Euro zone sovereign bond yields fell and money markets increased their bets on future policy rate cuts on Wednesday after data from Germany's most populous state of North Rhine-Westphalia (NRW) supported expectations for a drop in German inflation.
Data from German states is used to calculate a preliminary inflation figure, which will be released later in the day.
Analysts said the NRW figure (3.0% year-on-year) was much lower than the consensus for the non-harmonised aggregate German headline CPI, expected to fall from 3.8% year-on-year to 3.5%.
Spain's 12-month inflation rate fell to 3.2% in November.
Germany's 10-year bond yield, the benchmark for the euro area, fell 5.5 basis points (bps) to 2.44% after briefly hitting 2.418%, its lowest since early August.
European Central Bank euro short-term rate (ESTR) forwards priced in a policy rate reduction of over 105 basis points (bps) in 2024 from around 95 bps the day before.
They also discount an around 90% chance of a first 25 bps rate cut in April 2024.
"Markets are reacting to the annual inflation data from German states, which are below analysts' expectations, but we need more granular figures to assess the euro area's outlook", Andrzej Szczepaniak, an economist at Nomura, said.
"Financial markets, in our view, are likely too aggressive on near-term pricing of rate cuts for the ECB as policymakers watch wage growth, which remains persistent," he added.
The German economy is projected to grow by 0.6% in 2024 and 1.2% in 2025 but a budget crisis could lower growth, according to forecasts from the Organisation for Economic Cooperation and Development (OECD), which are less optimistic than those of the German government.
Euro zone economic sentiment increased slightly for a second consecutive month in November.
Borrowing costs on both sides of the Atlantic have dropped as comments from central bank officials have failed to dislodge a market view policy rates will soon begin to fall.
Sovereign bond yields fell the day before after comments from Federal Reserve Governor Christopher Waller signalled a cut in interest rates may be on the horizon.
However, Bundesbank chief Joachim Nagel said the ECB may need to raise rates again if the inflation outlook worsens.

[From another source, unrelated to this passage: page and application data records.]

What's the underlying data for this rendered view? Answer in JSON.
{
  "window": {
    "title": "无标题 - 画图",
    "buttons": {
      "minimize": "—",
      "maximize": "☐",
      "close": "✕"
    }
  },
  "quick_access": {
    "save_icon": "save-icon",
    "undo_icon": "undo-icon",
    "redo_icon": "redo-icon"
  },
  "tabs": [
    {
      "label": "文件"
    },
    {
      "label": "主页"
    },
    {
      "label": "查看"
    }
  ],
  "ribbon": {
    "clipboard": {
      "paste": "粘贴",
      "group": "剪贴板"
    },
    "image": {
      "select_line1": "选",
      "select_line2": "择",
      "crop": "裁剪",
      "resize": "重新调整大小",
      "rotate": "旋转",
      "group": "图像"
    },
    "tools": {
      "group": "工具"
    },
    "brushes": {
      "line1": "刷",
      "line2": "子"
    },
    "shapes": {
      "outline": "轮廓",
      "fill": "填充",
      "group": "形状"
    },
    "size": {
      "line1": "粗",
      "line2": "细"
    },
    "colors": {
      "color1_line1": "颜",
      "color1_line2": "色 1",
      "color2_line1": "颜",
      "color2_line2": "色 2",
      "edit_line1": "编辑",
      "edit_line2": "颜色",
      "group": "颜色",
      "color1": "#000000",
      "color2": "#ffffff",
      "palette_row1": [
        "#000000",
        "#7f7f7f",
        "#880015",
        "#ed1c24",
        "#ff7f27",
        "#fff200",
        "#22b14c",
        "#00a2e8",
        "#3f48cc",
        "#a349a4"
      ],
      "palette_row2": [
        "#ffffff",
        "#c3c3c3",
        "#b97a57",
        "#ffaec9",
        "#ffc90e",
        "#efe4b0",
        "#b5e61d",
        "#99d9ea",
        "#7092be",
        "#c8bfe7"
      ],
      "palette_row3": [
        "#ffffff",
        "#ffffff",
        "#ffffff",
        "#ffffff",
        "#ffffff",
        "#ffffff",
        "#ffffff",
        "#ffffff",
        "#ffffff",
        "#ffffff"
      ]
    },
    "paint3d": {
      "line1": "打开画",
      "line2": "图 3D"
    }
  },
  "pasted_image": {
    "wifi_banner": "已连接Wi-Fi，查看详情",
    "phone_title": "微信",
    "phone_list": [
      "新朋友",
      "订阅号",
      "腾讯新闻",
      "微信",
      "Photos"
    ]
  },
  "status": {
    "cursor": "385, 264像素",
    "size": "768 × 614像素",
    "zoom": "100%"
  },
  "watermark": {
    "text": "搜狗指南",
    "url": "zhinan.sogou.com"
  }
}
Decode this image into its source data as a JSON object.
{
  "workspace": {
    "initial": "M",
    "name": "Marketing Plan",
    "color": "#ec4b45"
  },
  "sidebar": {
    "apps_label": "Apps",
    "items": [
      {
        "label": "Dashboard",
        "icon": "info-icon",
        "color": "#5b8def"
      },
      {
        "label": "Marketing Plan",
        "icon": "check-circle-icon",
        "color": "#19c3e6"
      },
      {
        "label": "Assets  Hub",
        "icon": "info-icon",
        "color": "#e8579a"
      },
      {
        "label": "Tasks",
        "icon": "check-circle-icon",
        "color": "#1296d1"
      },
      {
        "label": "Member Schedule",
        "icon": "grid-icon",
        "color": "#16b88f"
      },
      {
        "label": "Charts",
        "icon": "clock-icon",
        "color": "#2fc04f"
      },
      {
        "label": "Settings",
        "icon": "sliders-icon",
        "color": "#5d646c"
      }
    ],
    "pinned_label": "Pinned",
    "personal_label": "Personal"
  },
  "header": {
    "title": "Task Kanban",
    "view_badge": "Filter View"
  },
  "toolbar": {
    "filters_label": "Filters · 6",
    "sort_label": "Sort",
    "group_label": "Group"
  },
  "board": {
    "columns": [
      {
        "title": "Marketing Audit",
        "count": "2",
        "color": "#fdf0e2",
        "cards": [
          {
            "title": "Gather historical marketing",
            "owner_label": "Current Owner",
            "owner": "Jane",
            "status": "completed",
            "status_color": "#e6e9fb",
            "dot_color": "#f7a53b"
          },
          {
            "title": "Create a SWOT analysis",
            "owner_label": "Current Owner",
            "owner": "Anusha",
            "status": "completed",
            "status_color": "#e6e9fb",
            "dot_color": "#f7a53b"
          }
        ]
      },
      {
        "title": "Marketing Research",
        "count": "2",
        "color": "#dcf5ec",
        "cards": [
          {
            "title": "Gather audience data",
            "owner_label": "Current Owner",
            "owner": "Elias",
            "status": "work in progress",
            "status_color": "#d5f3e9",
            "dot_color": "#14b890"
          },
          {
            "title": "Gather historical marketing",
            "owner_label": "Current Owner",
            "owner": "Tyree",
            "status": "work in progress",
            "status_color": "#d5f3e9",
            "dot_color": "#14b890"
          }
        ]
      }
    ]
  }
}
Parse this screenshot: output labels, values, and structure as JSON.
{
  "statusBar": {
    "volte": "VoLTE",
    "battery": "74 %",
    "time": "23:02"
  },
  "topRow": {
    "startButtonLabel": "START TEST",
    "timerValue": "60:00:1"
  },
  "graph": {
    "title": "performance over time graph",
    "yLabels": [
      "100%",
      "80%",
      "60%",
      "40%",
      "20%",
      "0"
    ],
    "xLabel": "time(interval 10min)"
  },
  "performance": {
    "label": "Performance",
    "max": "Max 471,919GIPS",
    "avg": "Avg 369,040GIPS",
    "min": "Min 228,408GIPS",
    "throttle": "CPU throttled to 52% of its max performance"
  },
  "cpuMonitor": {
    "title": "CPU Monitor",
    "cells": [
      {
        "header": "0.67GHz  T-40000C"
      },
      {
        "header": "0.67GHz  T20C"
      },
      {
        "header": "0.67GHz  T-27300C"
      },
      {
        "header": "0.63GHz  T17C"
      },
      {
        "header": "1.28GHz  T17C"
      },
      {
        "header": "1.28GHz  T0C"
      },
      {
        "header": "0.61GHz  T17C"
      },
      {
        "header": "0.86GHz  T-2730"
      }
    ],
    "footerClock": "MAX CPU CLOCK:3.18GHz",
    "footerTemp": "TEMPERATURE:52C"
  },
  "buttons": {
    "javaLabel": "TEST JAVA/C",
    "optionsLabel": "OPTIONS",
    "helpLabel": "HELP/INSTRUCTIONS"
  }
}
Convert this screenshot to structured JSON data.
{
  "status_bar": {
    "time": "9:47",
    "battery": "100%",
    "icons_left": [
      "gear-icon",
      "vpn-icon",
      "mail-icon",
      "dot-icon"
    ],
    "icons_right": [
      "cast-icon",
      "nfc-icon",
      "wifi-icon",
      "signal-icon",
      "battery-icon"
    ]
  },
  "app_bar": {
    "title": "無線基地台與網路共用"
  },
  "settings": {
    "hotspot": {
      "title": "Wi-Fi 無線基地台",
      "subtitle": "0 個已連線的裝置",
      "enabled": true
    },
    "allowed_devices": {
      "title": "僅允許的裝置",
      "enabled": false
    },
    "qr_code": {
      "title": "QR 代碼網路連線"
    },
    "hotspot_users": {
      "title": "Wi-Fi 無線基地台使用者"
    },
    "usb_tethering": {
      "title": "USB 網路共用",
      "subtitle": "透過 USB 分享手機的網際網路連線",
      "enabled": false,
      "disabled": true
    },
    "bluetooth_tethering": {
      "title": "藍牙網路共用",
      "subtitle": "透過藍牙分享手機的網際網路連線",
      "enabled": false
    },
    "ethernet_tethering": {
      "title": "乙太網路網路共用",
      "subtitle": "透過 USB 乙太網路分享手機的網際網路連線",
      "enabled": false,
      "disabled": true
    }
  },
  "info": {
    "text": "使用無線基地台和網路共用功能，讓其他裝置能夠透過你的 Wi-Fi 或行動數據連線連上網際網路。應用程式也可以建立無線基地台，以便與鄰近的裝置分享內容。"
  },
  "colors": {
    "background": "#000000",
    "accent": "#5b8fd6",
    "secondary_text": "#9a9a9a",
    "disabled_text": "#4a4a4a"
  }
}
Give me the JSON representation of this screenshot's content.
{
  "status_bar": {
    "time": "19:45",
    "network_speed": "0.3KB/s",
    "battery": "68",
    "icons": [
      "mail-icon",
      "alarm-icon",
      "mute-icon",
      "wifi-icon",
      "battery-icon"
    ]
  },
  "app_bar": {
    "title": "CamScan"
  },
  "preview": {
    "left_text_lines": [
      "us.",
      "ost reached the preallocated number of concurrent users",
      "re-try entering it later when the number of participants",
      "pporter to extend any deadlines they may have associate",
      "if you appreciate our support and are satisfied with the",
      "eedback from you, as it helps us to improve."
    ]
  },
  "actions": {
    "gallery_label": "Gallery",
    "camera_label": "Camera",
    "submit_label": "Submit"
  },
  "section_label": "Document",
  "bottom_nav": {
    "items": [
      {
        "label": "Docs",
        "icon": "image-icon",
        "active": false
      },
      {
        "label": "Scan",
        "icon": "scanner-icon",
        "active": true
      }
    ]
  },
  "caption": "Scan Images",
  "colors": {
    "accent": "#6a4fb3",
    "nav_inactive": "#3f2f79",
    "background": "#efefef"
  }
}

Italy's 10-year government bond yield, the benchmark for the euro area's periphery, dropped 5 bps to 4.21%, a fresh 3-month low.
The spread between Italian and German 10-year yields – a gauge of the premium investors demand to hold debt of the euro area's most indebted countries – was at 174 bps. It hit 169.5 bps last week, its lowest since Sept. 21.
There was a relatively muted reaction to remarks by ECB president Christine Lagarde, who hinted earlier this week at a possible earlier run-off of reinvestments from the Pandemic Emergency Purchase Programme (PEPP).
The central bank can use PEPP reinvestments to support bonds of the euro area's most indebted countries and to avoid fragmentation – an excessive yield spread widening which could hamper the transmission of monetary policy across the euro area.
(Reporting by Stefano Rebaudo, editing by Christina Fincher and Barbara Lewis)